The Vikings were preparing for the 2009 draft when Rick Spielman revealed an interesting tidbit during a media session.
Spielman had not yet been promoted to general manager, still carrying the title of vice president of player personnel. But he oversaw draft preparations, and in doing so Spielman noted the organization had assigned "red dots" to 78 prospects, thus eliminating them from consideration.
Players received red dots primarily based on character or injury concerns. The Vikings wouldn't touch them.
"Can't take the dot off," Spielman said at the time. "It's a big scarlet tag, and you can't take it off."
That story came to mind with reports that a Vikings contingent that included Spielman spent time evaluating running back Joe Mixon at Oklahoma's Pro Day this past week.
Does Mixon get flagged as a character risk after being suspended from football for one season for punching a woman in the face at a restaurant? The Vikings should apply a red dot in this case because any potential that Mixon might find trouble again is not worth the risk.
Drafting Mixon would fly in the face of Zygi and Mark Wilf's declaration that player conduct is a top priority.
Fundamentally, I believe in second chances and a person's ability to atone for past mistakes. But I also believe that public perception and risk of future problems are powerful factors that professional teams must weigh in personnel decisions.
Mixon punched a student in 2014, leaving her with fractured bones in her face. Oklahoma coach Bob Stoops suspended Mixon for one season but allowed him to stay with the program.

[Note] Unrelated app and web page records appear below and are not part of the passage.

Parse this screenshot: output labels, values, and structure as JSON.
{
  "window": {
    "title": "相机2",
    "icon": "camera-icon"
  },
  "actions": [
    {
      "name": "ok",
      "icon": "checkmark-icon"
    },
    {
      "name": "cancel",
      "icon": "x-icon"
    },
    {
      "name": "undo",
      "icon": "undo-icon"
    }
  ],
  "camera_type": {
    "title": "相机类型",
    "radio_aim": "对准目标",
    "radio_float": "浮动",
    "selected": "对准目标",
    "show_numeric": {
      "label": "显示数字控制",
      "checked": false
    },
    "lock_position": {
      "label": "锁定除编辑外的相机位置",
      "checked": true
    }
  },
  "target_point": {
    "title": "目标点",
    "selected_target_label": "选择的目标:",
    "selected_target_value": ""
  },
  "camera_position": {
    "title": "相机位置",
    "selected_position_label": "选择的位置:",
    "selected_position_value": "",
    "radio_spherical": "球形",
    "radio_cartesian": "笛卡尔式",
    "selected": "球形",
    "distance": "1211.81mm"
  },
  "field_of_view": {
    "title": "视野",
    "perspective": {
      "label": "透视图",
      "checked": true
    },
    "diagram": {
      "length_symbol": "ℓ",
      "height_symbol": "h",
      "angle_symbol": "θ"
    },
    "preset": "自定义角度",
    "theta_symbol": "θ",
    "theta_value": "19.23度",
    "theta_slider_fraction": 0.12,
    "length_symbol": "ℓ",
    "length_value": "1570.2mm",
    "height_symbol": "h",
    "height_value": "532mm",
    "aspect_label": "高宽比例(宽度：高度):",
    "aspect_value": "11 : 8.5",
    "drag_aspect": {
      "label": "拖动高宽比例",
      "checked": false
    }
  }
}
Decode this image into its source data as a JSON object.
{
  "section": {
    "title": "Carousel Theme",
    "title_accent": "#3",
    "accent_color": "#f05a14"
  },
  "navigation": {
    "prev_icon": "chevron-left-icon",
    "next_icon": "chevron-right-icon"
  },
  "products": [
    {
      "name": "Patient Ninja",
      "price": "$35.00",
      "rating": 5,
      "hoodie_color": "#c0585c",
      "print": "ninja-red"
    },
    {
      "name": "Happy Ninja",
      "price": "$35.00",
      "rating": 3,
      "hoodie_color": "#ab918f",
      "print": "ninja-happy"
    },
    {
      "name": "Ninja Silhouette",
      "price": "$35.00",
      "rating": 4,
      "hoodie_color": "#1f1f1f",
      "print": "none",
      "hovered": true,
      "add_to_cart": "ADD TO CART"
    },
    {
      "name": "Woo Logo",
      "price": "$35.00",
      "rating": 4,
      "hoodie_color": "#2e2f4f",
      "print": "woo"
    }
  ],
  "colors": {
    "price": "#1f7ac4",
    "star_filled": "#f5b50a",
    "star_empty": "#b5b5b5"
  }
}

When video of the incident was released this season, Stoops admitted that he would have kicked Mixon off the team had it happened now, citing more awareness for domestic violence.
The video was disturbing and should scare the bejesus out of any team that is considering Mixon.
Mixon was barred by the NFL from attending the scouting combine because of his history. Some teams complained about that decision, but attending the combine is a privilege, not an entitlement.
Mixon participated in Oklahoma's Pro Day, which always attracts a large audience of coaches and scouts because it is a premier college program.
The Vikings contingent included Spielman, head coach Mike Zimmer and running backs coach Kennedy Polamalu. They undoubtedly were there to see other prospects as well, but a photo of Zimmer leaving the workout alongside Mixon set off internet sirens. No one outside Winter Park knows for sure their true interest level.
Mixon serves as a textbook case of a moral tug-of-war NFL teams sometimes face. He is a definite first-round talent who will make any offense instantly better.
NFL executives and coaches are charged with winning. They work in a ruthlessly competitive business, so therein lies the dilemma. Would you draft Mixon? If so, how high?
Let's examine that question from a Vikings perspective. Packers free agent Eddie Lacy reportedly will visit Winter Park this weekend, another sign the Vikings are ready to move on from Adrian Peterson.
Even if Lacy signs, that wouldn't preclude the Vikings from drafting a running back. Draft experts call this running back class unusually deep.
If the Vikings have interest in Mixon, the concern is more about risk than trepidation over public perception. The Vikings felt fan wrath in 2014 after a disastrous news conference in which they reinstated Peterson as he faced child-abuse charges. The blowback from fans and sponsors was so intense that the team reversed course on punishment and apologized for making a mistake.
Mixon will spark outrage wherever he lands. The guess here is that some fans will care, some won't care at all, some will accept it reluctantly.
The fear with Mixon is not that he doesn't feel remorse or accountable for his actions. The concern is that any future issues involving him would create a major problem for the organization.
The sincere hope is that Mixon has a productive career, on and off the field. But if I'm the Vikings, I would continue to address offensive line and then choose a different running back from a deep pool.
Chip Scoggins email@example.com